Practitioner participation in national dental practice-based research network (PBRN) studies: 12-year results

Rahma Mungia, Ellen Funkhouser, Meredith K. Buchberg Trejo, Rachel Cohen, Stephanie C. Reyes, David L. Cochran, Sonia K. Makhija, Cyril Meyerowitz, Brad D. Rindal, Valeria V. Gordan, Jeffrey L. Fellows, Jason D. McCargar, Pamela A. McMahon, Gregg H. Gilbert

Research output: Contribution to journalArticle

3 Scopus citations

Abstract

Purpose: This study examines practitioner participation over 12 years in the National Dental Practice-Based Research Network (PBRN) studies and practitioner meetings, average length of participation, and association of practitioner-and practice-level characteristics with participation. Little information exists about practitioners' long-term participation in PBRNs. Methods: The network conducted a retrospective analysis of practitioner participation in 3 main network activities during 2005 to 2017. Practitioners who completed an enrollment questionnaire, practiced in the United States, and either attended a network meeting or received an invitation to complete a questionnaire or clinical study were included in the analysis. Practitioners (n 3669) met inclusion criteria. The network implemented 38 studies (28 clinical and 10 questionnaire), 23 of which (15 clinical and 8 questionnaire) met the criteria for the current analysis. Results: Overall, 86% (N 3148) participated in at least 1 network activity during 2005 to 2017. Questionnaire studies had the highest rate with 81% (N 2963) completing at least 1, 21% (N 762) completed at least 1 clinical study and 19% (N 700) attended at least 1 network meeting. Among 1578 practitioners enrolled in the first 5 years of the Network launch, 20% (N 320) participated in multiple network activities over 5 to 9 years, and 14% (N 238) for 10 to 12 years. Practitioner characteristics associated with participation varied depending on the activity assessed. Conclusion: The network engaged practitioners in its research activities with relatively high participation rates over a 12-year period.
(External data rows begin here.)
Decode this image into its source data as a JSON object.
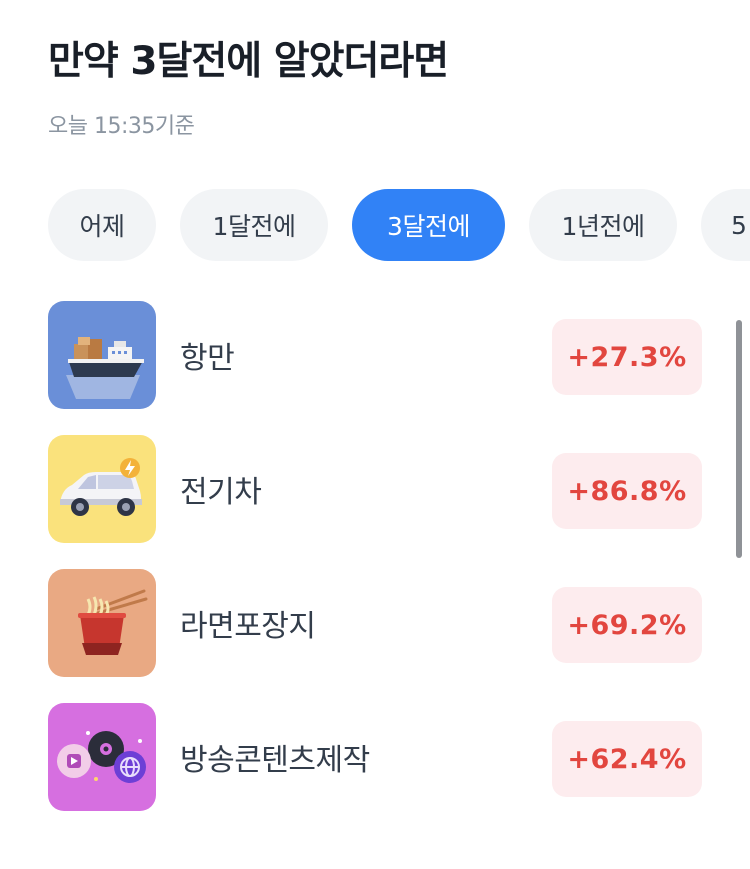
{
  "header": {
    "title": "만약 3달전에 알았더라면",
    "timestamp": "오늘 15:35기준"
  },
  "period_tabs": [
    {
      "label": "어제",
      "selected": false
    },
    {
      "label": "1달전에",
      "selected": false
    },
    {
      "label": "3달전에",
      "selected": true
    },
    {
      "label": "1년전에",
      "selected": false
    },
    {
      "label": "5",
      "selected": false
    }
  ],
  "themes": [
    {
      "name": "항만",
      "change": "+27.3%",
      "icon": "cargo-ship-icon",
      "icon_bg": "#6a8fd8"
    },
    {
      "name": "전기차",
      "change": "+86.8%",
      "icon": "electric-car-icon",
      "icon_bg": "#fae27c"
    },
    {
      "name": "라면포장지",
      "change": "+69.2%",
      "icon": "noodle-cup-icon",
      "icon_bg": "#e9a983"
    },
    {
      "name": "방송콘텐츠제작",
      "change": "+62.4%",
      "icon": "broadcast-media-icon",
      "icon_bg": "#d66fe0"
    }
  ],
  "colors": {
    "accent": "#3182f6",
    "rise": "#e2463f",
    "rise_bg": "#fdecee",
    "chip_bg": "#f2f4f6"
  }
}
Strategies employed by the network to engage practitioners may serve as a model for PBRN networks for other allied health professions. (J Am Board Fam Med 2018;31:844-856.).

Original languageEnglish (US)
Pages (from-to)844-856
Number of pages13
JournalJournal of the American Board of Family Medicine
Volume31
Issue number6
DOIs
Publication statusPublished - Nov 1 2018

    Fingerprint

Keywords

  • Allied health personnel
  • Health occupations
  • Retrospective studies
  • Surveys and questionnaires

ASJC Scopus subject areas

  • Public Health, Environmental and Occupational Health
  • Family Practice

Cite this